Internal controls are essential for the proper operation of any corporate organization. By implementing effective internal controls, you can boost operational execution, assure regulatory compliance, and enhance reliable accurate financial reporting. In contrast, the lack of internal controls or poor implementation can result in compliance failures, sloppy reporting, operational inefficiency, and ultimately a lack of competitive advantage.
Internal controls are the policies and processes designed to provide reasonable assurance about the reliability of financial reporting, compliance with applicable laws, and efficiency of operations. Strong internal controls provide security to stakeholders by preventing non-compliance, operational failures, and other operational risks.
A comprehensive system of internal control enhances the benefit of these individual processes by designing complementary strategies to assure the protection of stakeholders’ interests, operational efficiency, and reliability of financial reporting at a more holistic level.
What Are the Five Components Internal Controls?
The Committee of Sponsoring Organizations (COSO) developed an integrated framework for internal controls that any organization can use. It describes the five components of internal controls, which can serve as a guide to determine how to improve the internal controls in your organization.
The five components are known by the acronym CRIME: Control environment, Risk assessment, Information and communication, Monitoring, and Existing control activities.
The control environment is an essential element of a company’s internal control system. The control environment refers to the management model, how authority is delegated, and its commitment to compliance with internal control policies.
The control environment is the “tone at the top” that enables compliance policies to be enforced throughout the organization. The behavior of the board of directors, managers, and other senior executives within the company lays the groundwork for compliance by other employees.
Once the control environment is established, it is necessary to understand the company’s risk landscape to develop good internal controls. The risk assessment component seeks to identify internal and external risks related to the company’s activities and their relationship to the company’s objectives.
Each company faces different risks, so this assessment is critical to developing a system of internal controls adapted to your company’s needs, considering the severity of the threats and the company’s ability to mitigate those threats.
For example, a company that often interacts with foreign government officials has a higher risk of non-compliance with the Foreign Corrupt Practices Act, which prohibits U.S. businesses from bribing those foreign officials to win business. Therefore, the internal control structure must take this risk into account to formulate effective compliance processes.
Information and Communication
The internal control framework component refers to the flow of information related to control activities to relevant personnel or authorities. Control activities should define information flows and standards for effective communication throughout the organization.
Management must seek out and be provided with relevant, quality information to make good decisions. Likewise, management must communicate effectively with the organization to support the functioning of internal controls. Anonymous tip lines may be beneficial for employees to report suspicious activities and suspected corruption schemes.

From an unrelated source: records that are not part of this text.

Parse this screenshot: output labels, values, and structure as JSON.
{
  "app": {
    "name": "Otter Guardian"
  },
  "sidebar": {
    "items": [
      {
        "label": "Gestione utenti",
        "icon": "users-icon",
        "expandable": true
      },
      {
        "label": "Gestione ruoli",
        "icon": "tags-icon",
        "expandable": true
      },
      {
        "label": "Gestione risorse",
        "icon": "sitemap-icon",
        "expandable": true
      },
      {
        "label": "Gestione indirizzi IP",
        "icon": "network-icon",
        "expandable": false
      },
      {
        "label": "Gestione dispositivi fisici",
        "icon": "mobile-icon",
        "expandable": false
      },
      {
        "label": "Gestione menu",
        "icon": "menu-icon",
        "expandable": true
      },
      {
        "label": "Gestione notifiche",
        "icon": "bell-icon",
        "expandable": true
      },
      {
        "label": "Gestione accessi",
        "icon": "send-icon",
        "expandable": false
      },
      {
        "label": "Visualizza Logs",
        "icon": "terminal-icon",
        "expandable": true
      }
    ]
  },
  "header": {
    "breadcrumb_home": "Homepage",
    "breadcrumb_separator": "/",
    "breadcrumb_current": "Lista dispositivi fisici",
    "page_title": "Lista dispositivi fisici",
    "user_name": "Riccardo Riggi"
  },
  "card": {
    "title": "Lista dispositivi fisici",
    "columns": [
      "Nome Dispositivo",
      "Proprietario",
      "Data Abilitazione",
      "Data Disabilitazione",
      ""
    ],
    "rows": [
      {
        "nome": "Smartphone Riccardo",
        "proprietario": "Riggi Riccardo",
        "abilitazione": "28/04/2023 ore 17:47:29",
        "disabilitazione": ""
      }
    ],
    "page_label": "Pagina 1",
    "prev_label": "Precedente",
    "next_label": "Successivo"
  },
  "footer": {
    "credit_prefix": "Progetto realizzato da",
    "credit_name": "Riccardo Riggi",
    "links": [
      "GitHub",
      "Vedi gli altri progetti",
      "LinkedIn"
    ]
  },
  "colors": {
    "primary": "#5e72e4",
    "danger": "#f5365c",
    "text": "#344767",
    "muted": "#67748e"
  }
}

Implementing control activities and communication channels are useless without ongoing review and evaluation of the internal control process. Periodic monitoring assures that internal controls are fulfilling their intended purpose. It also flags defective controls before they affect the organization’s operability.
Existing Control Activities
Existing control activities are the basic processes that operate every day. These may include management approvals, digital security measures, segregation of duties, and other controls. As noted above, these controls should be evaluated to assure they continue to be relevant and effective.
How Can You Measure Your Internal Controls?
Even when monitoring of control activities is included within the components of the internal controls framework, this element by itself is insufficient to maintain the effectiveness of the internal control system over time. Moreover, this component may be limited by the knowledge and biases of the organization.
Periodic audits are critical to improving your internal control environment. With the help of internal or external audits, organizations can look at the whole picture of their internal control system and not just the isolated view of defective controls versus effective ones.
In addition, public companies subject to the Sarbanes-Oxley Act need to implement integrated audits annually to assure the effectiveness of their internal controls over financial reporting or their overall security.
Include ZenGRC in Your Control Plans
Small businesses may begin using spreadsheets to manage their controls, but internal and external stakeholders expand as their business grows. Planning for a more streamlined solution will save time and money in the long run.
The ZenGRC governance, risk management, and compliance platform is intuitive and easy to use. It seamlessly integrates with a wide range of tools, transferring data for you and mapping controls to all of your compliance requirements, including PCI, HIPAA, SOX, and others.
ZenGRC’s single source of truth ensures your organization is compliant and audit-ready. Policies and procedures are revision-controlled and easy to find in the document repository. Workflow management features offer easy tracking, automated reminders, and audit trails. Insightful reporting and dashboards give visibility to gaps and high-risk areas.
Schedule a demo now to discover how we help companies simplify, automate, and strengthen internal controls.